Human brains and minds appear to be inherently capable of at least two quite different kinds of processes and reasoning, The first kind, the one we have come to regard as normal, is predominantly linear and logical. The second process is more non-linear. It is often labeled “sloppy,” disorganized, and is considered by many as slow to learn. In school it does appear to be inefficient when compared to the linear. It is called learning disabled, and specifically often diagnosed as dyslexia, dyscalculia, and attention deficit disorder.
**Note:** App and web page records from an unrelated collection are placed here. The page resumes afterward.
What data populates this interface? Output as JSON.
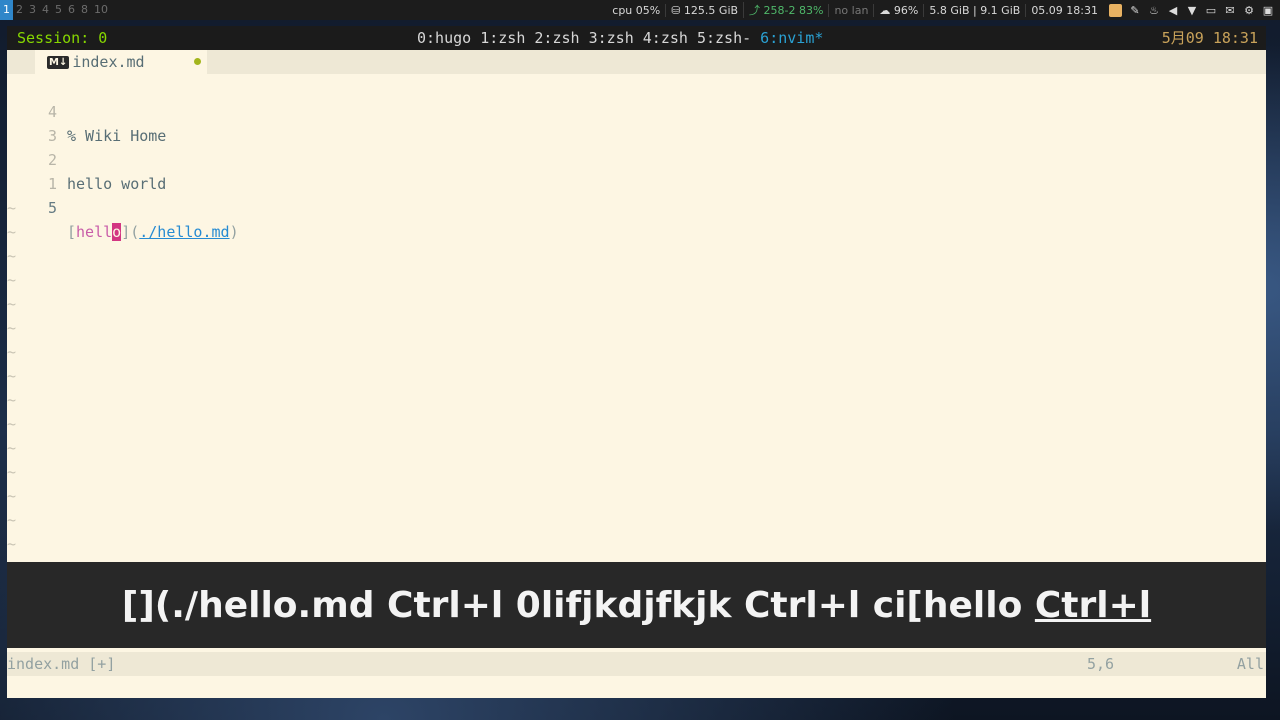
{
  "topbar": {
    "workspaces": [
      "1",
      "2",
      "3",
      "4",
      "5",
      "6",
      "8",
      "10"
    ],
    "active_workspace": "1",
    "cpu": "cpu  05%",
    "disk": "⛁ 125.5 GiB",
    "updates": "⤴ 258-2  83%",
    "lan": "no lan",
    "wifi": "☁ 96%",
    "mem": "5.8 GiB | 9.1 GiB",
    "datetime": "05.09 18:31"
  },
  "tmux": {
    "session": "Session: 0",
    "windows_prefix": "0:hugo 1:zsh 2:zsh 3:zsh 4:zsh 5:zsh- ",
    "current_window": "6:nvim*",
    "clock": "5月09 18:31"
  },
  "tabline": {
    "icon": "M↓",
    "filename": "index.md"
  },
  "buffer": {
    "lines": [
      {
        "num": "4",
        "text": "% Wiki Home"
      },
      {
        "num": "3",
        "text": ""
      },
      {
        "num": "2",
        "text": "hello world"
      },
      {
        "num": "1",
        "text": ""
      }
    ],
    "current_line": {
      "num": "5",
      "open_bracket": "[",
      "link_before_cursor": "hell",
      "cursor_char": "o",
      "close_paren_open": "](",
      "url": "./hello.md",
      "close_paren": ")"
    },
    "tilde": "~"
  },
  "keycast": {
    "text": "[](./hello.md Ctrl+l 0lifjkdjfkjk Ctrl+l ci[hello ",
    "last_key": "Ctrl+l"
  },
  "statusline": {
    "filename": "index.md [+]",
    "position": "5,6",
    "scroll": "All"
  }
}
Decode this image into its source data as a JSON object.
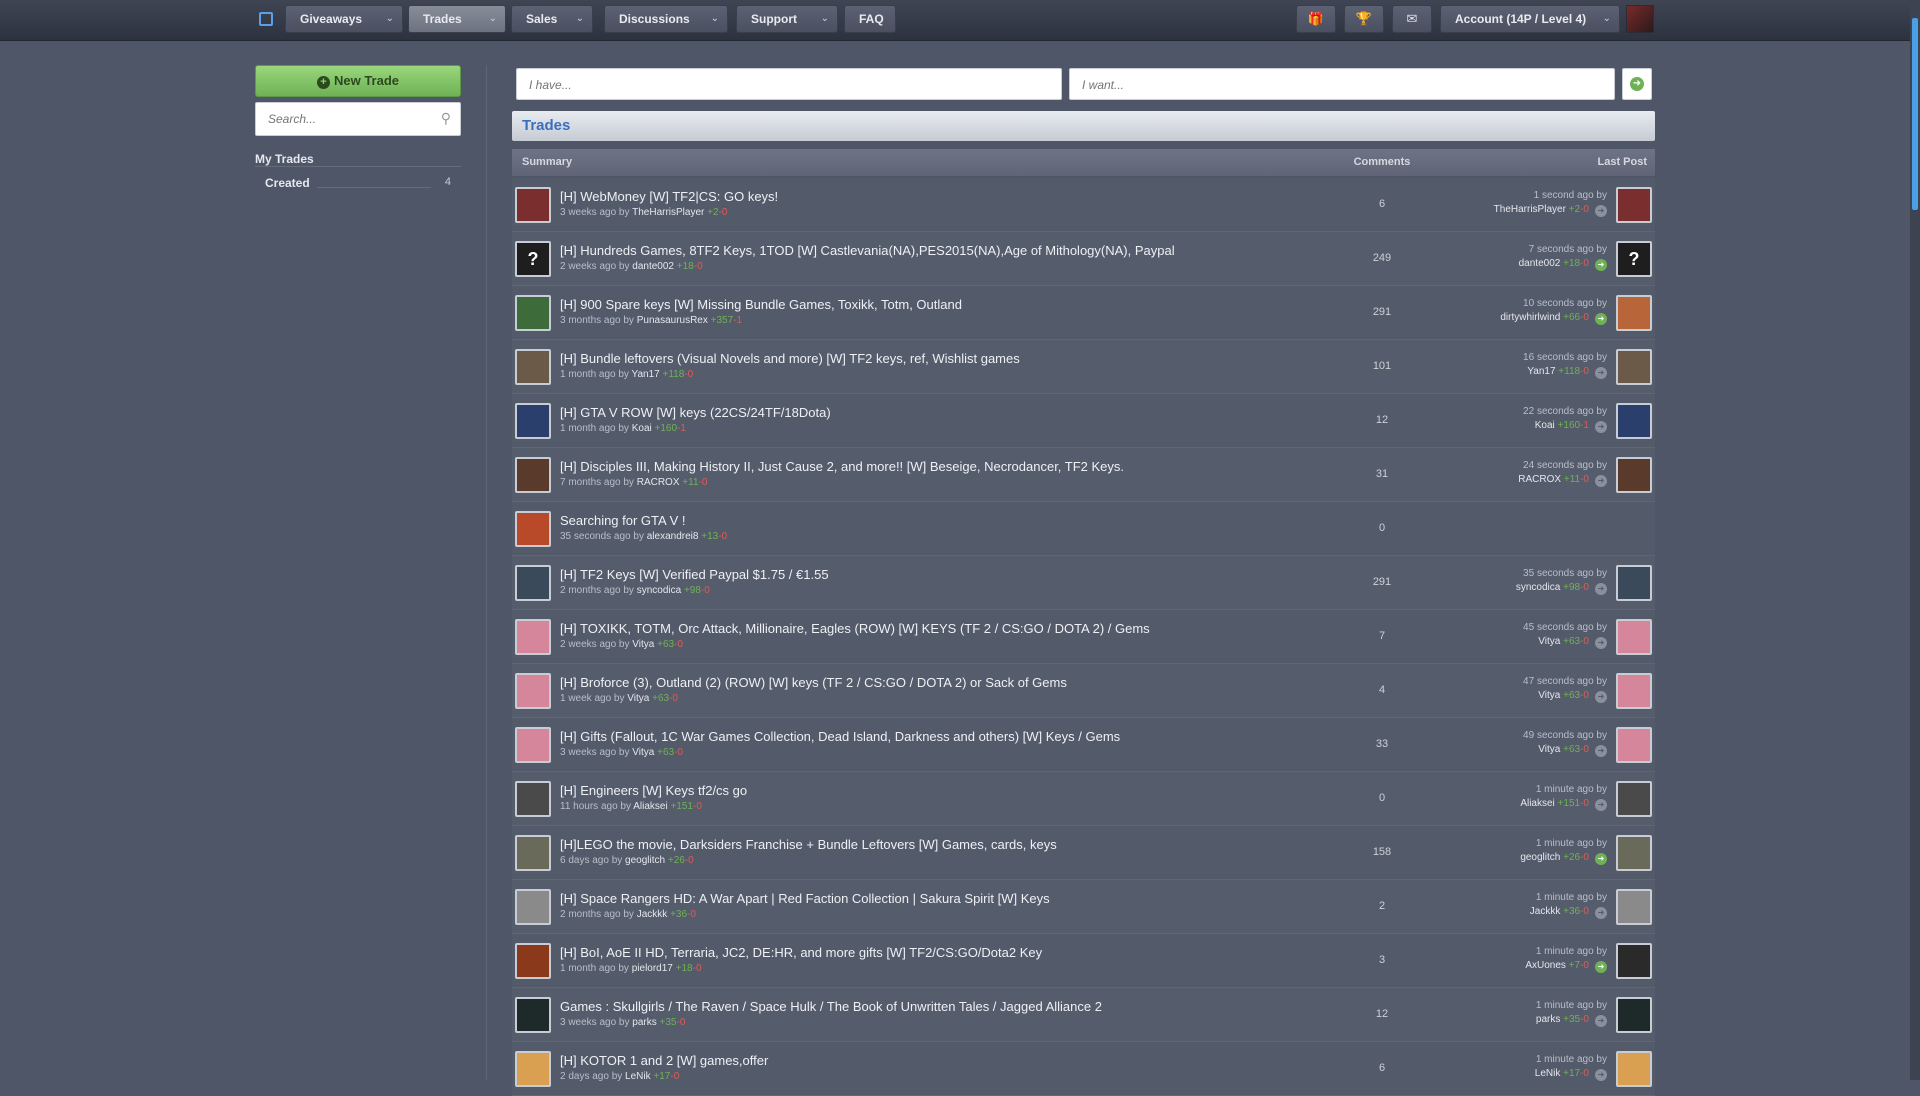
{
  "nav": {
    "items": [
      {
        "label": "Giveaways",
        "chevron": true
      },
      {
        "label": "Trades",
        "chevron": true,
        "active": true
      },
      {
        "label": "Sales",
        "chevron": true
      },
      {
        "label": "Discussions",
        "chevron": true
      },
      {
        "label": "Support",
        "chevron": true
      },
      {
        "label": "FAQ",
        "chevron": false
      }
    ],
    "icons": [
      "gift-icon",
      "trophy-icon",
      "envelope-icon"
    ],
    "account_label": "Account (14P / Level 4)"
  },
  "sidebar": {
    "new_trade_label": "New Trade",
    "search_placeholder": "Search...",
    "my_trades_title": "My Trades",
    "created_label": "Created",
    "created_count": "4"
  },
  "main": {
    "have_placeholder": "I have...",
    "want_placeholder": "I want...",
    "section_title": "Trades",
    "columns": {
      "summary": "Summary",
      "comments": "Comments",
      "last_post": "Last Post"
    }
  },
  "colors": {
    "accent": "#3a6fbf",
    "positive": "#6fb255",
    "negative": "#e05a5a",
    "background": "#4f5667"
  },
  "trades": [
    {
      "title": "[H] WebMoney [W] TF2|CS: GO keys!",
      "age": "3 weeks ago by",
      "author": "TheHarrisPlayer",
      "author_pos": "+2",
      "author_neg": "-0",
      "comments": "6",
      "last_time": "1 second ago by",
      "last_user": "TheHarrisPlayer",
      "last_pos": "+2",
      "last_neg": "-0",
      "new": false,
      "avatar_color": "#7a2e2e",
      "last_avatar_color": "#7a2e2e",
      "avatar_char": "",
      "last_avatar_char": ""
    },
    {
      "title": "[H] Hundreds Games, 8TF2 Keys, 1TOD [W] Castlevania(NA),PES2015(NA),Age of Mithology(NA), Paypal",
      "age": "2 weeks ago by",
      "author": "dante002",
      "author_pos": "+18",
      "author_neg": "-0",
      "comments": "249",
      "last_time": "7 seconds ago by",
      "last_user": "dante002",
      "last_pos": "+18",
      "last_neg": "-0",
      "new": true,
      "avatar_color": "#1e1e1e",
      "last_avatar_color": "#1e1e1e",
      "avatar_char": "?",
      "last_avatar_char": "?"
    },
    {
      "title": "[H] 900 Spare keys [W] Missing Bundle Games, Toxikk, Totm, Outland",
      "age": "3 months ago by",
      "author": "PunasaurusRex",
      "author_pos": "+357",
      "author_neg": "-1",
      "comments": "291",
      "last_time": "10 seconds ago by",
      "last_user": "dirtywhirlwind",
      "last_pos": "+66",
      "last_neg": "-0",
      "new": true,
      "avatar_color": "#3e6b3a",
      "last_avatar_color": "#b8653a",
      "avatar_char": "",
      "last_avatar_char": ""
    },
    {
      "title": "[H] Bundle leftovers (Visual Novels and more) [W] TF2 keys, ref, Wishlist games",
      "age": "1 month ago by",
      "author": "Yan17",
      "author_pos": "+118",
      "author_neg": "-0",
      "comments": "101",
      "last_time": "16 seconds ago by",
      "last_user": "Yan17",
      "last_pos": "+118",
      "last_neg": "-0",
      "new": false,
      "avatar_color": "#6b5a48",
      "last_avatar_color": "#6b5a48",
      "avatar_char": "",
      "last_avatar_char": ""
    },
    {
      "title": "[H] GTA V ROW [W] keys (22CS/24TF/18Dota)",
      "age": "1 month ago by",
      "author": "Koai",
      "author_pos": "+160",
      "author_neg": "-1",
      "comments": "12",
      "last_time": "22 seconds ago by",
      "last_user": "Koai",
      "last_pos": "+160",
      "last_neg": "-1",
      "new": false,
      "avatar_color": "#2a3f6b",
      "last_avatar_color": "#2a3f6b",
      "avatar_char": "",
      "last_avatar_char": ""
    },
    {
      "title": "[H] Disciples III, Making History II, Just Cause 2, and more!! [W] Beseige, Necrodancer, TF2 Keys.",
      "age": "7 months ago by",
      "author": "RACROX",
      "author_pos": "+11",
      "author_neg": "-0",
      "comments": "31",
      "last_time": "24 seconds ago by",
      "last_user": "RACROX",
      "last_pos": "+11",
      "last_neg": "-0",
      "new": false,
      "avatar_color": "#5a3a2a",
      "last_avatar_color": "#5a3a2a",
      "avatar_char": "",
      "last_avatar_char": ""
    },
    {
      "title": "Searching for GTA V !",
      "age": "35 seconds ago by",
      "author": "alexandrei8",
      "author_pos": "+13",
      "author_neg": "-0",
      "comments": "0",
      "last_time": "",
      "last_user": "",
      "last_pos": "",
      "last_neg": "",
      "new": false,
      "avatar_color": "#b84a2a",
      "last_avatar_color": "",
      "avatar_char": "",
      "last_avatar_char": ""
    },
    {
      "title": "[H] TF2 Keys [W] Verified Paypal $1.75 / €1.55",
      "age": "2 months ago by",
      "author": "syncodica",
      "author_pos": "+98",
      "author_neg": "-0",
      "comments": "291",
      "last_time": "35 seconds ago by",
      "last_user": "syncodica",
      "last_pos": "+98",
      "last_neg": "-0",
      "new": false,
      "avatar_color": "#3a4a5a",
      "last_avatar_color": "#3a4a5a",
      "avatar_char": "",
      "last_avatar_char": ""
    },
    {
      "title": "[H] TOXIKK, TOTM, Orc Attack, Millionaire, Eagles (ROW) [W] KEYS (TF 2 / CS:GO / DOTA 2) / Gems",
      "age": "2 weeks ago by",
      "author": "Vitya",
      "author_pos": "+63",
      "author_neg": "-0",
      "comments": "7",
      "last_time": "45 seconds ago by",
      "last_user": "Vitya",
      "last_pos": "+63",
      "last_neg": "-0",
      "new": false,
      "avatar_color": "#d6869a",
      "last_avatar_color": "#d6869a",
      "avatar_char": "",
      "last_avatar_char": ""
    },
    {
      "title": "[H] Broforce (3), Outland (2) (ROW) [W] keys (TF 2 / CS:GO / DOTA 2) or Sack of Gems",
      "age": "1 week ago by",
      "author": "Vitya",
      "author_pos": "+63",
      "author_neg": "-0",
      "comments": "4",
      "last_time": "47 seconds ago by",
      "last_user": "Vitya",
      "last_pos": "+63",
      "last_neg": "-0",
      "new": false,
      "avatar_color": "#d6869a",
      "last_avatar_color": "#d6869a",
      "avatar_char": "",
      "last_avatar_char": ""
    },
    {
      "title": "[H] Gifts (Fallout, 1C War Games Collection, Dead Island, Darkness and others) [W] Keys / Gems",
      "age": "3 weeks ago by",
      "author": "Vitya",
      "author_pos": "+63",
      "author_neg": "-0",
      "comments": "33",
      "last_time": "49 seconds ago by",
      "last_user": "Vitya",
      "last_pos": "+63",
      "last_neg": "-0",
      "new": false,
      "avatar_color": "#d6869a",
      "last_avatar_color": "#d6869a",
      "avatar_char": "",
      "last_avatar_char": ""
    },
    {
      "title": "[H] Engineers [W] Keys tf2/cs go",
      "age": "11 hours ago by",
      "author": "Aliaksei",
      "author_pos": "+151",
      "author_neg": "-0",
      "comments": "0",
      "last_time": "1 minute ago by",
      "last_user": "Aliaksei",
      "last_pos": "+151",
      "last_neg": "-0",
      "new": false,
      "avatar_color": "#4a4a4a",
      "last_avatar_color": "#4a4a4a",
      "avatar_char": "",
      "last_avatar_char": ""
    },
    {
      "title": "[H]LEGO the movie, Darksiders Franchise + Bundle Leftovers [W] Games, cards, keys",
      "age": "6 days ago by",
      "author": "geoglitch",
      "author_pos": "+26",
      "author_neg": "-0",
      "comments": "158",
      "last_time": "1 minute ago by",
      "last_user": "geoglitch",
      "last_pos": "+26",
      "last_neg": "-0",
      "new": true,
      "avatar_color": "#6a6a5a",
      "last_avatar_color": "#6a6a5a",
      "avatar_char": "",
      "last_avatar_char": ""
    },
    {
      "title": "[H] Space Rangers HD: A War Apart | Red Faction Collection | Sakura Spirit [W] Keys",
      "age": "2 months ago by",
      "author": "Jackkk",
      "author_pos": "+36",
      "author_neg": "-0",
      "comments": "2",
      "last_time": "1 minute ago by",
      "last_user": "Jackkk",
      "last_pos": "+36",
      "last_neg": "-0",
      "new": false,
      "avatar_color": "#8a8a8a",
      "last_avatar_color": "#8a8a8a",
      "avatar_char": "",
      "last_avatar_char": ""
    },
    {
      "title": "[H] BoI, AoE II HD, Terraria, JC2, DE:HR, and more gifts [W] TF2/CS:GO/Dota2 Key",
      "age": "1 month ago by",
      "author": "pielord17",
      "author_pos": "+18",
      "author_neg": "-0",
      "comments": "3",
      "last_time": "1 minute ago by",
      "last_user": "AxUones",
      "last_pos": "+7",
      "last_neg": "-0",
      "new": true,
      "avatar_color": "#8a3a1a",
      "last_avatar_color": "#2a2a2a",
      "avatar_char": "",
      "last_avatar_char": ""
    },
    {
      "title": "Games : Skullgirls / The Raven / Space Hulk / The Book of Unwritten Tales / Jagged Alliance 2",
      "age": "3 weeks ago by",
      "author": "parks",
      "author_pos": "+35",
      "author_neg": "-0",
      "comments": "12",
      "last_time": "1 minute ago by",
      "last_user": "parks",
      "last_pos": "+35",
      "last_neg": "-0",
      "new": false,
      "avatar_color": "#1e2a2a",
      "last_avatar_color": "#1e2a2a",
      "avatar_char": "",
      "last_avatar_char": ""
    },
    {
      "title": "[H] KOTOR 1 and 2 [W] games,offer",
      "age": "2 days ago by",
      "author": "LeNik",
      "author_pos": "+17",
      "author_neg": "-0",
      "comments": "6",
      "last_time": "1 minute ago by",
      "last_user": "LeNik",
      "last_pos": "+17",
      "last_neg": "-0",
      "new": false,
      "avatar_color": "#d8a050",
      "last_avatar_color": "#d8a050",
      "avatar_char": "",
      "last_avatar_char": ""
    }
  ]
}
While these non-linear processes, may be responsible for some of the disadvantages within the ‘learning disabled’ brain, they may also underlie certain creative advantages in those same brains and minds. Ideally all brains would be able to utilize both types of processes as required, employing a balancing act that keeps the mind on track. But brains differ—some are weighted toward one process, some to the other. In extreme circumstances, a brain may be uni-modal. Most healthy minds are to some degree bi-modal, but are prioritized for one or the other modality. We may advance education by recognizing that if we provide support in both modalities, we bring the potentials of both groups, and both modalities in each person to a higher level, with subsequent benefits to the whole classroom, to each individual student and to society.